A Hartpury University graduate has found that almost 25% of people calling Wood Green The Animal Charity to give up their dog accepted behavioural advice to support them keeping their pet and finding a sustainable solution.

This intervention could potentially reduce the number of companion dogs needing to be rehomed annually - currently a devastating issue with over 100,000 dogs entering UK rescue centres annually. Consequently, the stress associated with maintaining a dog in sheltered conditions and rehoming them, and the trauma for the owner was eliminated in a quarter of cases.

The research was carried out by Hartpury University graduate Natalie Powdrill-Wells, now Welcome Centre Manager at Wood Green The Animal Charity. The project analysed the call records of 1131 rehoming requests to establish if the offer of free behaviour advice was accepted.

Results showed that the advice was accepted in 24.4% of cases and behavioural problems were a significant predictor of whether advice was accepted.
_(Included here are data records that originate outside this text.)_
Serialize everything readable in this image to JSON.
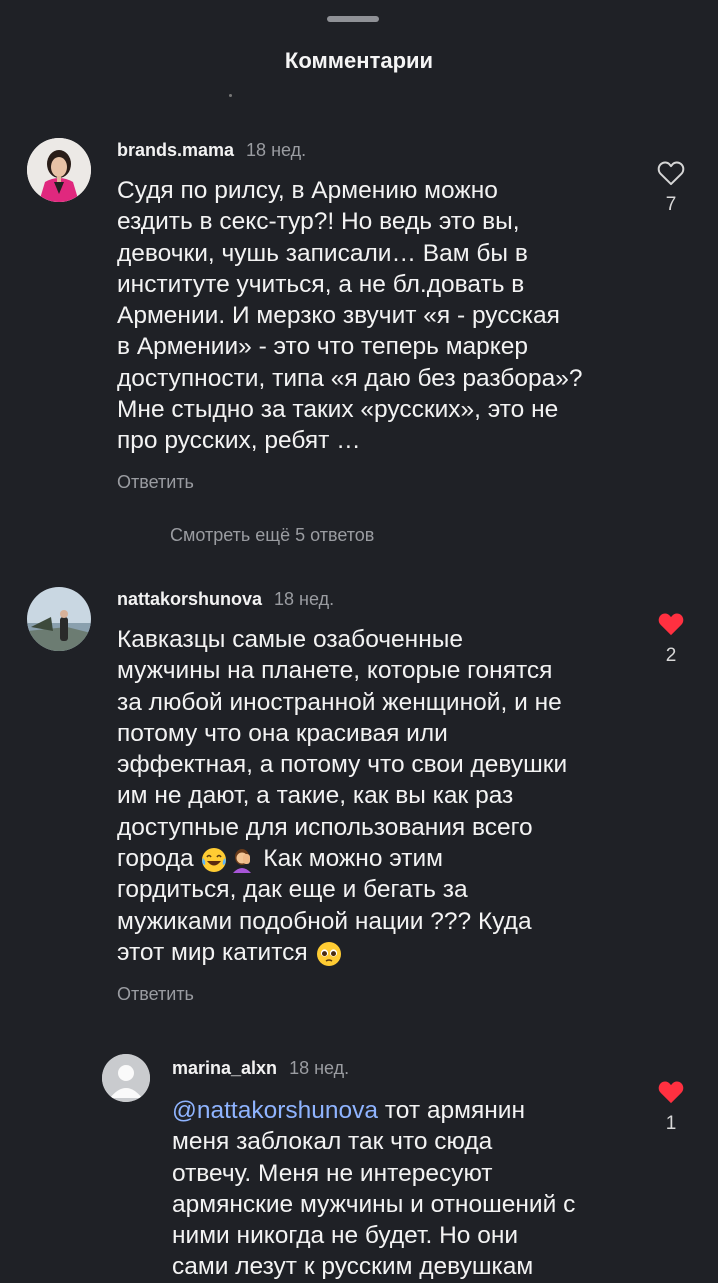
{
  "header": {
    "title": "Комментарии"
  },
  "comments": [
    {
      "username": "brands.mama",
      "time": "18 нед.",
      "lines": [
        "Судя по рилсу, в Армению можно",
        "ездить в секс-тур?! Но ведь это вы,",
        "девочки, чушь записали… Вам бы в",
        "институте учиться, а не бл.довать в",
        "Армении. И мерзко звучит «я - русская",
        "в Армении» - это что теперь маркер",
        "доступности, типа «я даю без разбора»?",
        "Мне стыдно за таких «русских», это не",
        "про русских, ребят …"
      ],
      "reply_label": "Ответить",
      "likes": "7",
      "liked": false,
      "more_replies_label": "Смотреть ещё 5 ответов"
    },
    {
      "username": "nattakorshunova",
      "time": "18 нед.",
      "lines": [
        "Кавказцы самые озабоченные",
        "мужчины на планете, которые гонятся",
        "за любой иностранной женщиной, и не",
        "потому что она красивая или",
        "эффектная, а потому что свои девушки",
        "им не дают, а такие, как вы как раз",
        "доступные для использования всего"
      ],
      "line8_start": "города",
      "line8_end": "Как можно этим",
      "lines_after": [
        "гордиться, дак еще и бегать за",
        "мужиками подобной нации ??? Куда"
      ],
      "last_line_text": "этот мир катится",
      "reply_label": "Ответить",
      "likes": "2",
      "liked": true
    },
    {
      "username": "marina_alxn",
      "time": "18 нед.",
      "mention": "@nattakorshunova",
      "first_line_rest": " тот армянин",
      "lines": [
        "меня заблокал так что сюда",
        "отвечу. Меня не интересуют",
        "армянские мужчины и отношений с",
        "ними никогда не будет. Но они",
        "сами лезут к русским девушкам"
      ],
      "likes": "1",
      "liked": true
    }
  ],
  "colors": {
    "background": "#1f2126",
    "like_red": "#ff3040",
    "muted": "#9a9ca1",
    "mention": "#8fb4ff"
  }
}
The advice was accepted almost six times more often by owners with dogs with general management behaviour problems, compared to owners who had problems with aggression between dogs in their home.

The data suggests that owners are prepared to accept behaviour advice at the very first point of contact with a rehoming centre or charity, so advice interventions could potentially impact the number of dogs handed over to rescue centres.
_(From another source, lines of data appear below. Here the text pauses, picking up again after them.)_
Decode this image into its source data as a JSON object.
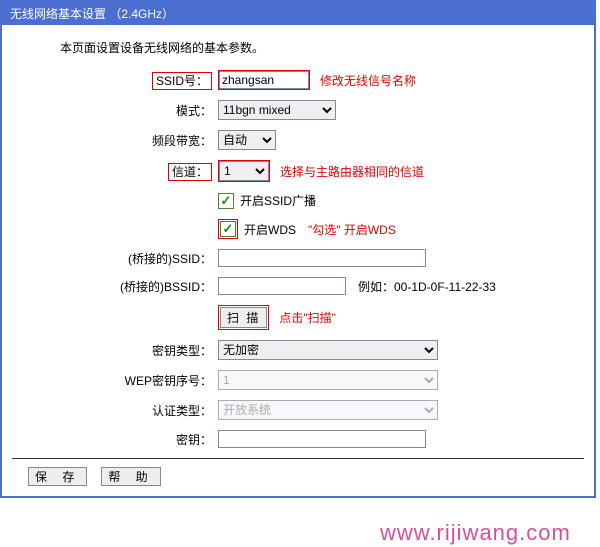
{
  "header": {
    "title": "无线网络基本设置 （2.4GHz）"
  },
  "intro": "本页面设置设备无线网络的基本参数。",
  "fields": {
    "ssid_label": "SSID号：",
    "ssid_value": "zhangsan",
    "ssid_note": "修改无线信号名称",
    "mode_label": "模式：",
    "mode_value": "11bgn mixed",
    "band_label": "频段带宽：",
    "band_value": "自动",
    "chan_label": "信道：",
    "chan_value": "1",
    "chan_note": "选择与主路由器相同的信道",
    "ssid_broadcast_label": "开启SSID广播",
    "wds_label": "开启WDS",
    "wds_note": "\"勾选\" 开启WDS",
    "bridge_ssid_label": "(桥接的)SSID：",
    "bridge_ssid_value": "",
    "bridge_bssid_label": "(桥接的)BSSID：",
    "bridge_bssid_value": "",
    "bssid_example": "例如：00-1D-0F-11-22-33",
    "scan_button": "扫 描",
    "scan_note": "点击\"扫描\"",
    "enc_label": "密钥类型：",
    "enc_value": "无加密",
    "wepidx_label": "WEP密钥序号：",
    "wepidx_value": "1",
    "auth_label": "认证类型：",
    "auth_value": "开放系统",
    "key_label": "密钥：",
    "key_value": ""
  },
  "buttons": {
    "save": "保 存",
    "help": "帮 助"
  },
  "watermark": "www.rijiwang.com"
}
The impact of an intervention offering behaviour advice may be limited by overall levels of advice acceptance by owners and therefore complimentary proactive solutions should also be considered.

Talking about the research, Natalie, a 2020 graduate from Hartpury’s MRes Animal Behaviour and Welfare programme said: “This paper presents a really exciting insight into alternatives to having to give up a companion dog. With owners willing to accept behaviour advice instead of proceeding directly to rehome their dog, there is real potential to keep more dogs with families and reduce the stress and heartache involved for both parties. We hope that by sharing the findings it will present other animal welfare organisations with the opportunity to consider alternative ways to help more pets and people live better lives together. We’re really looking forward to taking this area of research further and attempting to understand more about the impact of interventions such as this one.”

View the research paper.